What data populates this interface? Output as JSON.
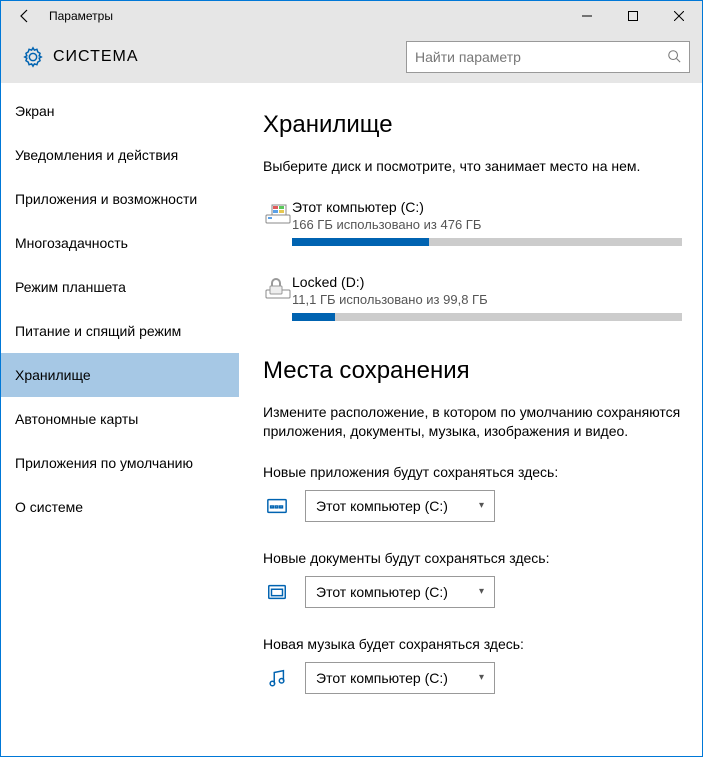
{
  "window": {
    "title": "Параметры"
  },
  "header": {
    "title": "СИСТЕМА",
    "search_placeholder": "Найти параметр"
  },
  "sidebar": {
    "items": [
      {
        "label": "Экран"
      },
      {
        "label": "Уведомления и действия"
      },
      {
        "label": "Приложения и возможности"
      },
      {
        "label": "Многозадачность"
      },
      {
        "label": "Режим планшета"
      },
      {
        "label": "Питание и спящий режим"
      },
      {
        "label": "Хранилище"
      },
      {
        "label": "Автономные карты"
      },
      {
        "label": "Приложения по умолчанию"
      },
      {
        "label": "О системе"
      }
    ],
    "active_index": 6
  },
  "storage": {
    "heading": "Хранилище",
    "subtext": "Выберите диск и посмотрите, что занимает место на нем.",
    "disks": [
      {
        "name": "Этот компьютер (C:)",
        "usage": "166 ГБ использовано из 476 ГБ",
        "percent": 35
      },
      {
        "name": "Locked (D:)",
        "usage": "11,1 ГБ использовано из 99,8 ГБ",
        "percent": 11
      }
    ]
  },
  "save_locations": {
    "heading": "Места сохранения",
    "subtext": "Измените расположение, в котором по умолчанию сохраняются приложения, документы, музыка, изображения и видео.",
    "rows": [
      {
        "label": "Новые приложения будут сохраняться здесь:",
        "value": "Этот компьютер (C:)"
      },
      {
        "label": "Новые документы будут сохраняться здесь:",
        "value": "Этот компьютер (C:)"
      },
      {
        "label": "Новая музыка будет сохраняться здесь:",
        "value": "Этот компьютер (C:)"
      }
    ]
  }
}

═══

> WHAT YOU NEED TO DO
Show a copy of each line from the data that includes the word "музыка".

> TASK SOLUTION
    "subtext": "Измените расположение, в котором по умолчанию сохраняются приложения, документы, музыка, изображения и видео.",
        "label": "Новая музыка будет сохраняться здесь:",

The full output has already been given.